In fact, the number 2 oxygen tank, one of two in the Service Module (SM), had exploded. Damaged Teflon insulation on the wires to the stirring fan inside oxygen tank 2 allowed the wires to short-circuit and ignite this insulation. The resulting fire rapidly increased pressure beyond its 1,000 pounds per square inch (6.9 MPa) limit and the tank dome failed, filling the fuel cell bay (Sector 4) with rapidly expanding gaseous oxygen and combustion products. It is also possible some combustion occurred of the Mylar/Kapton thermal insulation material used to line the oxygen shelf compartment in this bay.
The resulting pressure inside the compartment popped the bolts attaching the Sector 4 outer aluminum skin panel, which as it blew off probably caused minor damage to the nearby high-gain S-band antenna used for translunar communications. Communications and telemetry to Earth were lost for 1.8 seconds, until the system automatically corrected by switching the antenna from narrow-band to wide-band mode.
Mechanical shock forced the oxygen valves closed on the number 1 and number 3 fuel cells, which left them operating for only about three minutes on the oxygen in the feed lines. The shock also either partially ruptured a line from the number 1 oxygen tank, or caused its check or relief valve to leak, causing its contents to leak out into space over the next 130 minutes, entirely depleting the SM's oxygen supply.
Because the fuel cells combined hydrogen and oxygen to generate electricity and water, the remaining fuel cell number 2 finally shut down and left the Command Module (CM) on limited-duration battery power. The crew was forced to shut down the CM completely and to use the LM as a "lifeboat". This had been suggested during an earlier training simulation but had not been considered a likely scenario. Without the LM, the accident would certainly have been fatal.

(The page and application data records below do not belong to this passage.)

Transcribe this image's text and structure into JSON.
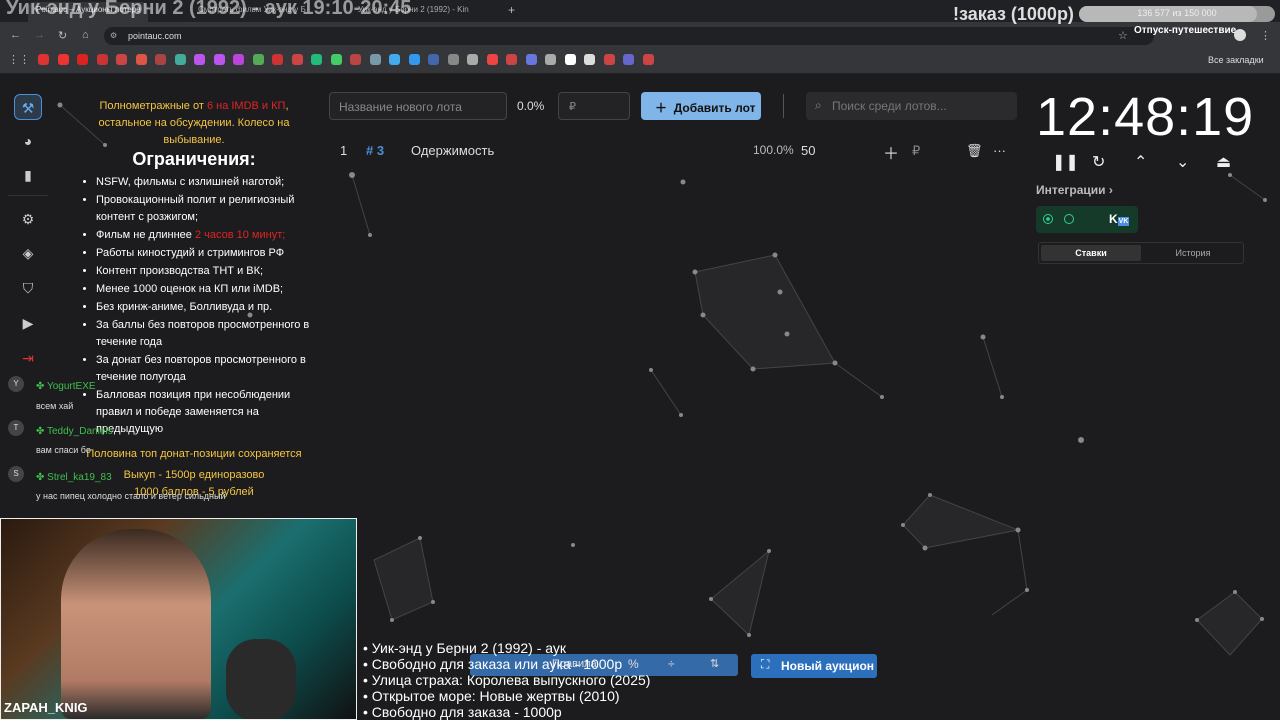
{
  "overlay": {
    "title": "Уик-энд у Берни 2 (1992) - аук 19:10-20:45",
    "order": "!заказ (1000р)",
    "progress": "136 577 из 150 000",
    "progress_fraction": 0.91,
    "vacation": "Отпуск-путешествие"
  },
  "browser": {
    "tabs": [
      "Pointauc – Аукционы лотере",
      "Смотреть фильм Уик-энд у Б",
      "Уик-энд у Берни 2 (1992) - Kin"
    ],
    "url": "pointauc.com",
    "all_bookmarks": "Все закладки",
    "bookmark_colors": [
      "#d33",
      "#e33",
      "#d22",
      "#c33",
      "#c44",
      "#d54",
      "#a44",
      "#4a9",
      "#b5e",
      "#b5e",
      "#b4d",
      "#5a5",
      "#c33",
      "#c44",
      "#2b7",
      "#4c6",
      "#b44",
      "#79a",
      "#4ae",
      "#39e",
      "#46a",
      "#888",
      "#aaa",
      "#e44",
      "#c44",
      "#67d",
      "#aaa",
      "#fff",
      "#ddd",
      "#c44",
      "#66c",
      "#c44"
    ]
  },
  "rules": {
    "note_prefix": "Полнометражные от ",
    "note_red": "6 на IMDB и КП",
    "note_suffix": ", остальное на обсуждении. Колесо на выбывание.",
    "heading": "Ограничения:",
    "items": [
      "NSFW, фильмы с излишней наготой;",
      "Провокационный полит и религиозный контент с розжигом;",
      "Фильм не длиннее ",
      "Работы киностудий и стримингов РФ",
      "Контент производства ТНТ и ВК;",
      "Менее 1000 оценок на КП или iMDB;",
      "Без кринж-аниме, Болливуда и пр.",
      "За баллы без повторов просмотренного в течение года",
      "За донат без повторов просмотренного в течение полугода",
      "Балловая позиция при несоблюдении правил и победе заменяется на предыдущую"
    ],
    "item3_red": "2 часов 10 минут;",
    "footer1": "Половина топ донат-позиции сохраняется",
    "footer2": "Выкуп - 1500р единоразово",
    "footer3": "1000 баллов - 5 рублей"
  },
  "controls": {
    "lot_placeholder": "Название нового лота",
    "pct": "0.0%",
    "currency": "₽",
    "add_lot": "Добавить лот",
    "search_placeholder": "Поиск среди лотов..."
  },
  "lot": {
    "index": "1",
    "id": "# 3",
    "name": "Одержимость",
    "pct": "100.0%",
    "amount": "50",
    "currency": "₽"
  },
  "timer": {
    "time": "12:48:19",
    "integrations": "Интеграции",
    "tab_bets": "Ставки",
    "tab_history": "История"
  },
  "chat": [
    {
      "initial": "Y",
      "name": "YogurtEXE",
      "msg": "всем хай"
    },
    {
      "initial": "T",
      "name": "Teddy_Daniels",
      "msg": "вам спаси бо"
    },
    {
      "initial": "S",
      "name": "Strel_ka19_83",
      "msg": "у нас пипец холодно стало и ветер сильдный"
    }
  ],
  "cam": {
    "name": "ZAPAH_KNIG"
  },
  "overlay_list": [
    "• Уик-энд у Берни 2 (1992) - аук",
    "• Свободно для заказа или аука - 1000р",
    "• Улица страха: Королева выпускного (2025)",
    "• Открытое море: Новые жертвы (2010)",
    "• Свободно для заказа - 1000р"
  ],
  "toolbar": {
    "rules": "Правила",
    "new_auction": "Новый аукцион"
  }
}
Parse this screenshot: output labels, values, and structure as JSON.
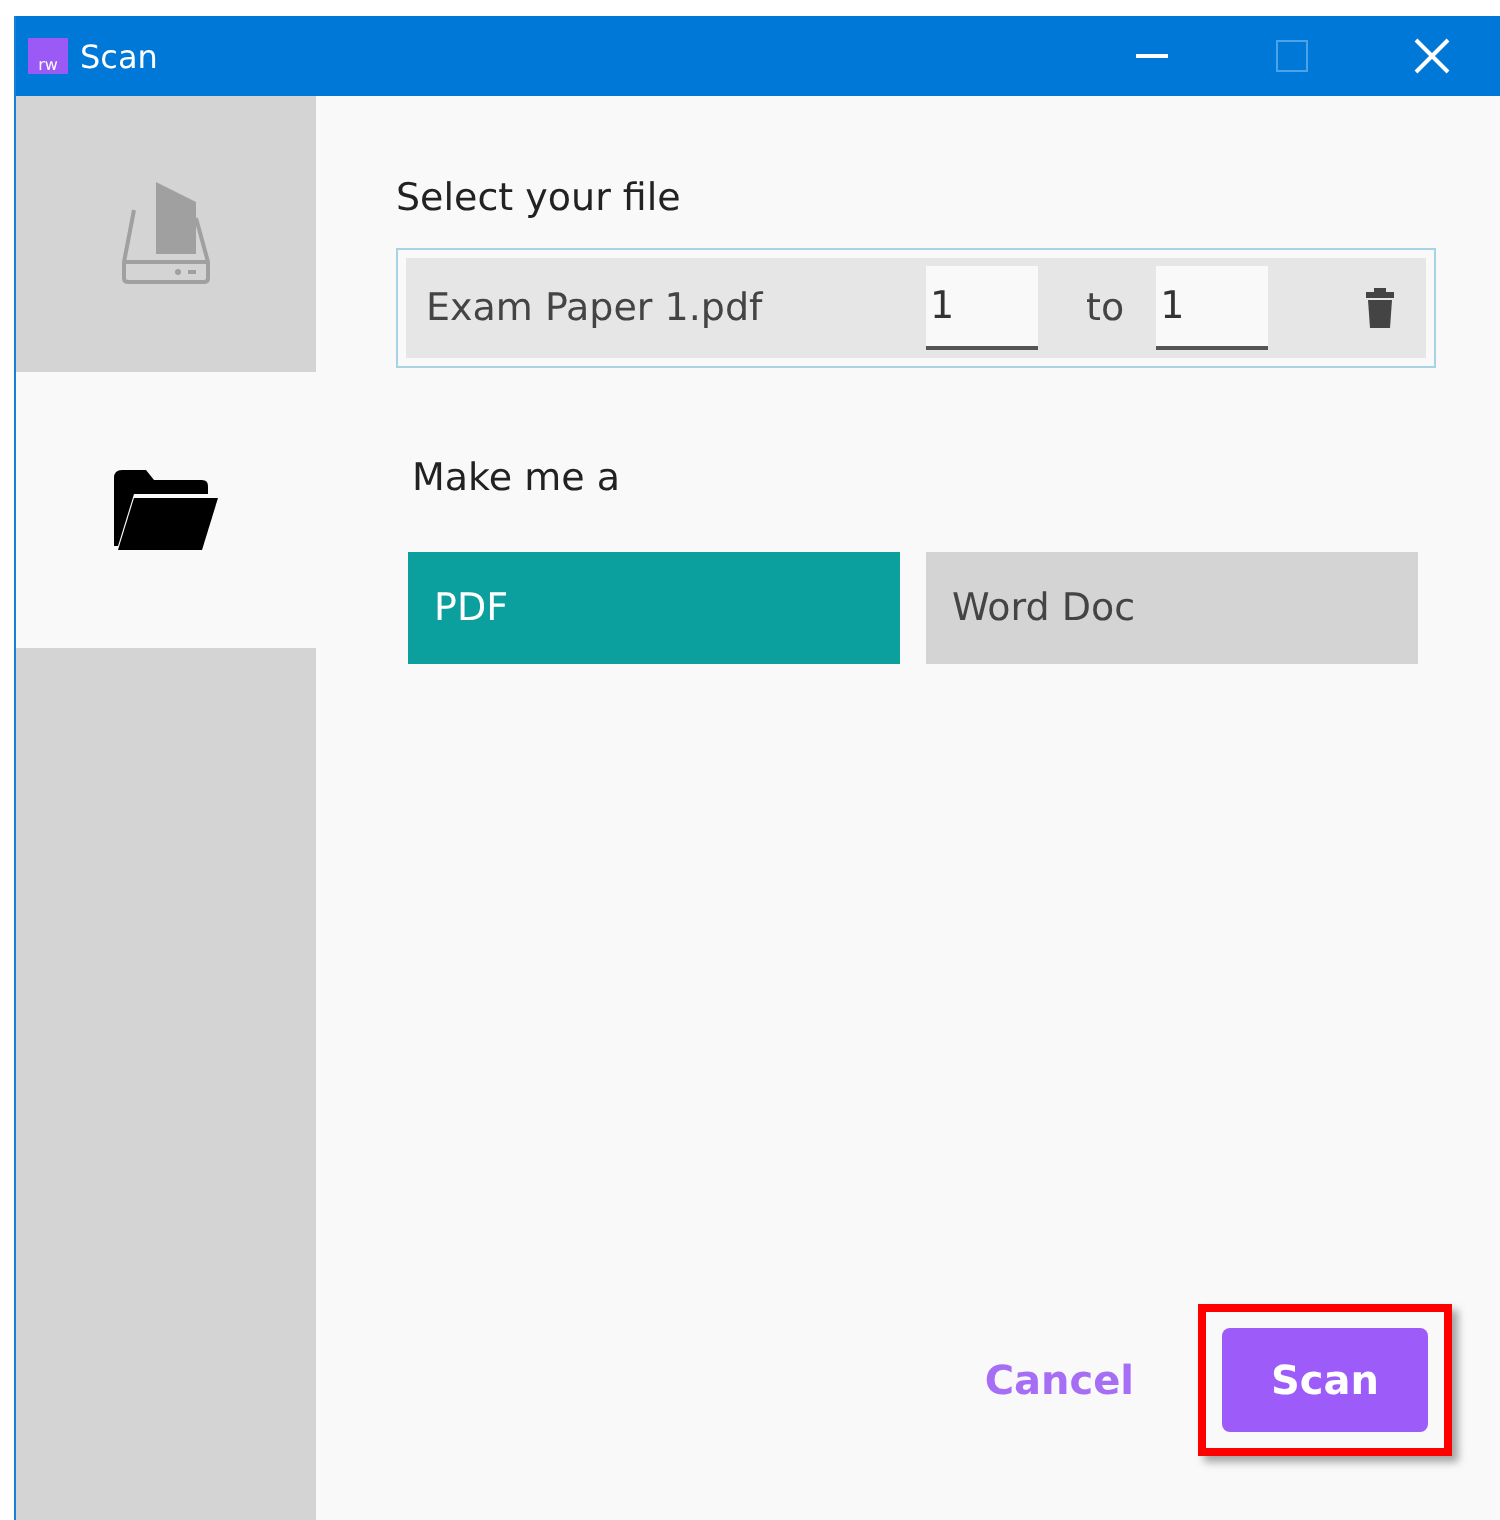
{
  "window": {
    "app_icon_text": "rw",
    "title": "Scan"
  },
  "sidebar": {
    "items": [
      {
        "kind": "scanner",
        "selected": false
      },
      {
        "kind": "folder",
        "selected": true
      }
    ]
  },
  "file_section": {
    "label": "Select your file",
    "file": {
      "name": "Exam Paper 1.pdf",
      "from": "1",
      "separator": "to",
      "to": "1"
    }
  },
  "format_section": {
    "label": "Make me a",
    "options": [
      {
        "label": "PDF",
        "selected": true
      },
      {
        "label": "Word Doc",
        "selected": false
      }
    ]
  },
  "actions": {
    "cancel": "Cancel",
    "scan": {
      "label": "Scan",
      "highlighted": true
    }
  }
}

En route to moon, the oxygen tank of the space craft ruptured. Due to a small spark, the tank exploded and destroyed one side of the spacecraft. there was a huge risk for the crew of not surviving while returning to the Earth. But they managed to return safely.